MATERIAL PROVIDED |
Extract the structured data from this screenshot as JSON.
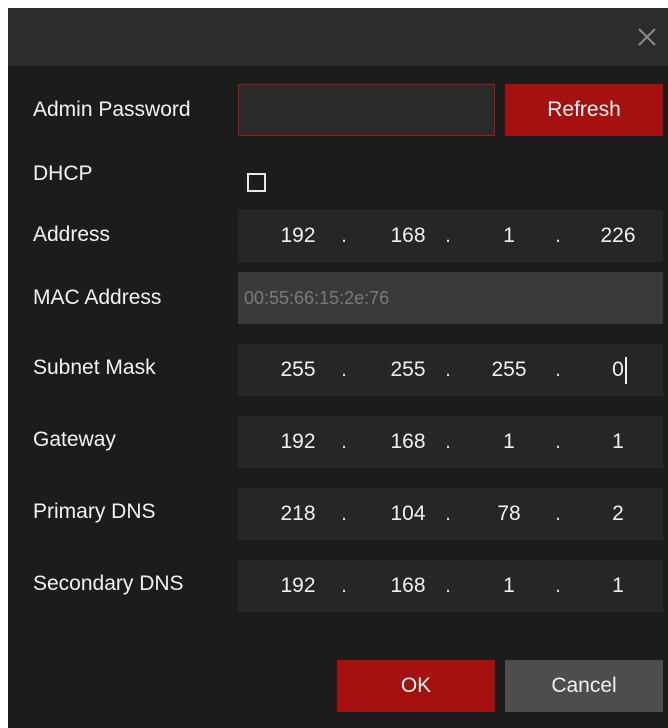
{
  "dialog": {
    "close_icon": "close-icon"
  },
  "admin_password": {
    "label": "Admin Password",
    "value": "",
    "refresh_label": "Refresh"
  },
  "dhcp": {
    "label": "DHCP",
    "checked": false
  },
  "address": {
    "label": "Address",
    "octets": [
      "192",
      "168",
      "1",
      "226"
    ]
  },
  "mac_address": {
    "label": "MAC Address",
    "value": "00:55:66:15:2e:76"
  },
  "subnet_mask": {
    "label": "Subnet Mask",
    "octets": [
      "255",
      "255",
      "255",
      "0"
    ]
  },
  "gateway": {
    "label": "Gateway",
    "octets": [
      "192",
      "168",
      "1",
      "1"
    ]
  },
  "primary_dns": {
    "label": "Primary DNS",
    "octets": [
      "218",
      "104",
      "78",
      "2"
    ]
  },
  "secondary_dns": {
    "label": "Secondary DNS",
    "octets": [
      "192",
      "168",
      "1",
      "1"
    ]
  },
  "footer": {
    "ok_label": "OK",
    "cancel_label": "Cancel"
  },
  "colors": {
    "accent": "#a51111",
    "background": "#1c1c1c",
    "titlebar": "#2c2c2c",
    "field": "#262626"
  }
}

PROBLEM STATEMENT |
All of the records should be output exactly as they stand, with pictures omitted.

EXPECTED ANSWER |
Extract the structured data from this screenshot as JSON.
{
  "dialog": {
    "close_icon": "close-icon"
  },
  "admin_password": {
    "label": "Admin Password",
    "value": "",
    "refresh_label": "Refresh"
  },
  "dhcp": {
    "label": "DHCP",
    "checked": false
  },
  "address": {
    "label": "Address",
    "octets": [
      "192",
      "168",
      "1",
      "226"
    ]
  },
  "mac_address": {
    "label": "MAC Address",
    "value": "00:55:66:15:2e:76"
  },
  "subnet_mask": {
    "label": "Subnet Mask",
    "octets": [
      "255",
      "255",
      "255",
      "0"
    ]
  },
  "gateway": {
    "label": "Gateway",
    "octets": [
      "192",
      "168",
      "1",
      "1"
    ]
  },
  "primary_dns": {
    "label": "Primary DNS",
    "octets": [
      "218",
      "104",
      "78",
      "2"
    ]
  },
  "secondary_dns": {
    "label": "Secondary DNS",
    "octets": [
      "192",
      "168",
      "1",
      "1"
    ]
  },
  "footer": {
    "ok_label": "OK",
    "cancel_label": "Cancel"
  },
  "colors": {
    "accent": "#a51111",
    "background": "#1c1c1c",
    "titlebar": "#2c2c2c",
    "field": "#262626"
  }
}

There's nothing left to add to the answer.